With V6, IDS has come of age and operates as its own function within the OS. Earlier implementations required the use of the QoS (quality of service) server function. This is no longer the case in V6.
IDS works by examining message packets that arrive at the system looking for malformed packets and spoof packets. You administer the IDS by establishing intrusion and extrusion policies for things like:
- Default intrusion policies
- Attack policies
- Scan policies
- Traffic regulation policies
When IDS is active on your system and policy rules have been implemented, the IDS within the OS examines traffic through the system against the established rules. When events occur that do not conform to your policies, actions are taken. You can simply log the activity, or you can optionally configure the system to deny the activity and issue a warning notification message. These messages can be delivered by email, so you can route messages to your beeper or your cell phone as needed.
Using available V6 documentation at the IBM Information Center website. You can identify a variety of intrusion types that can be monitored and controlled. The list is quite comprehensive and too much for this article; however, you should take a look when you have a few minutes. It includes things like "Address poisoning", "Fraggle attack", "IP fragment", "Ping-of-death attack" and much more. (I'd like to meet the folks that come up with some of these names, very creative.)
Within the policies that you set up, you can use a new feature called Dynamic Throttling. When an event reaches a threshold level that you establish, the IDS will then begin to discard packets so that the suspected attack will be denied further access to your system resources.
This brief article just scratches the surface of the IDS feature. For more information, go to the IBM Information Center and download the PDF manual that IBM has available. Or, if you find it easier, just ask me and I'll send you a copy of the PDF file directly.
If you have any questions about anything included in this tip, you can reach me at ( firstname.lastname@example.org), All email messages will be answered as quickly as possible.

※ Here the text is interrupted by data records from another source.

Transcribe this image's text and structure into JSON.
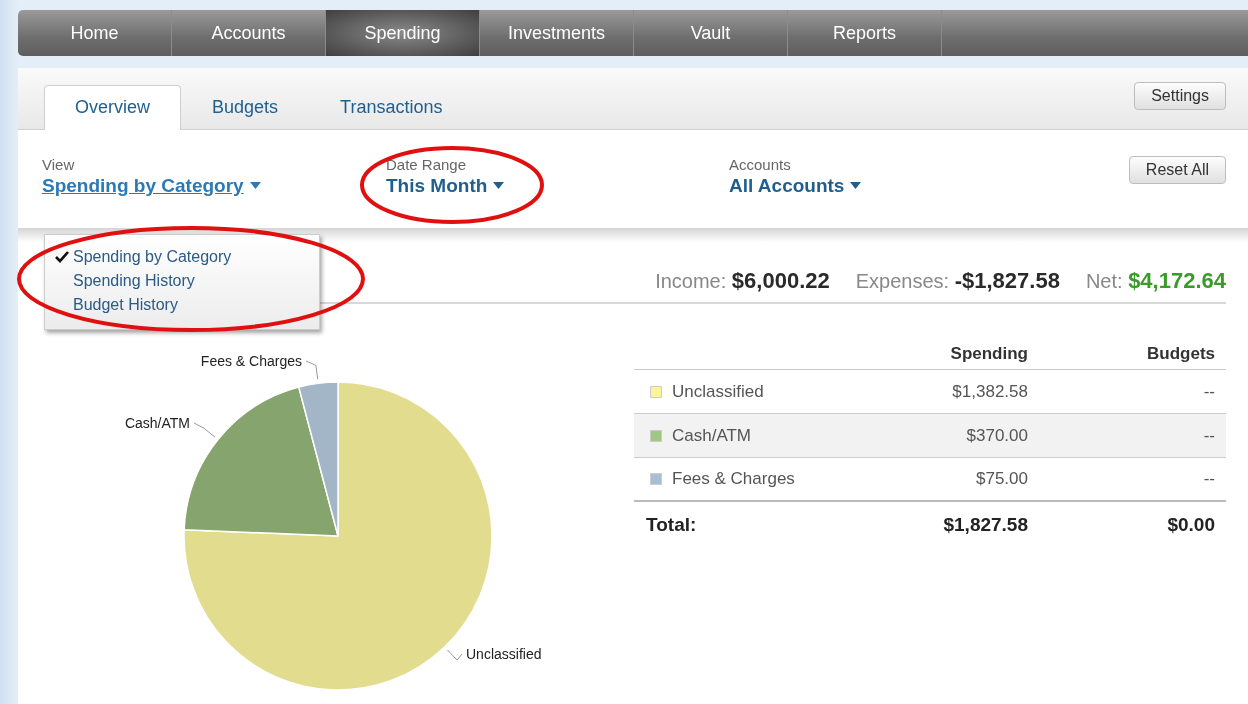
{
  "main_nav": [
    {
      "label": "Home",
      "selected": false
    },
    {
      "label": "Accounts",
      "selected": false
    },
    {
      "label": "Spending",
      "selected": true
    },
    {
      "label": "Investments",
      "selected": false
    },
    {
      "label": "Vault",
      "selected": false
    },
    {
      "label": "Reports",
      "selected": false
    }
  ],
  "sub_tabs": [
    {
      "label": "Overview",
      "selected": true
    },
    {
      "label": "Budgets",
      "selected": false
    },
    {
      "label": "Transactions",
      "selected": false
    }
  ],
  "settings_button": "Settings",
  "filters": [
    {
      "label": "View",
      "value": "Spending by Category",
      "expanded": true
    },
    {
      "label": "Date Range",
      "value": "This Month",
      "expanded": false
    },
    {
      "label": "Accounts",
      "value": "All Accounts",
      "expanded": false
    }
  ],
  "reset_button": "Reset All",
  "view_menu": [
    {
      "label": "Spending by Category",
      "checked": true
    },
    {
      "label": "Spending History",
      "checked": false
    },
    {
      "label": "Budget History",
      "checked": false
    }
  ],
  "summary": [
    {
      "label": "Income:",
      "value": "$6,000.22",
      "kind": "neutral"
    },
    {
      "label": "Expenses:",
      "value": "-$1,827.58",
      "kind": "neutral"
    },
    {
      "label": "Net:",
      "value": "$4,172.64",
      "kind": "positive"
    }
  ],
  "chart_data": {
    "type": "pie",
    "categories": [
      "Unclassified",
      "Cash/ATM",
      "Fees & Charges"
    ],
    "series": [
      {
        "values": [
          75.65,
          20.25,
          4.1
        ]
      }
    ],
    "colors": [
      "#e2dc8e",
      "#86a46e",
      "#a3b6c8"
    ]
  },
  "table": {
    "columns": [
      "Spending",
      "Budgets"
    ],
    "rows": [
      {
        "name": "Unclassified",
        "color": "#fbf49a",
        "spending": "$1,382.58",
        "budget": "--"
      },
      {
        "name": "Cash/ATM",
        "color": "#9fc784",
        "spending": "$370.00",
        "budget": "--"
      },
      {
        "name": "Fees & Charges",
        "color": "#a8bfd3",
        "spending": "$75.00",
        "budget": "--"
      }
    ],
    "total": {
      "label": "Total:",
      "spending": "$1,827.58",
      "budget": "$0.00"
    }
  }
}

ABOUT THE AUTHOR: Rich Loeber is president of Kisco Information Systems Inc. in Saranac Lake, N.Y. The company is a provider of various security products for the iSeries market.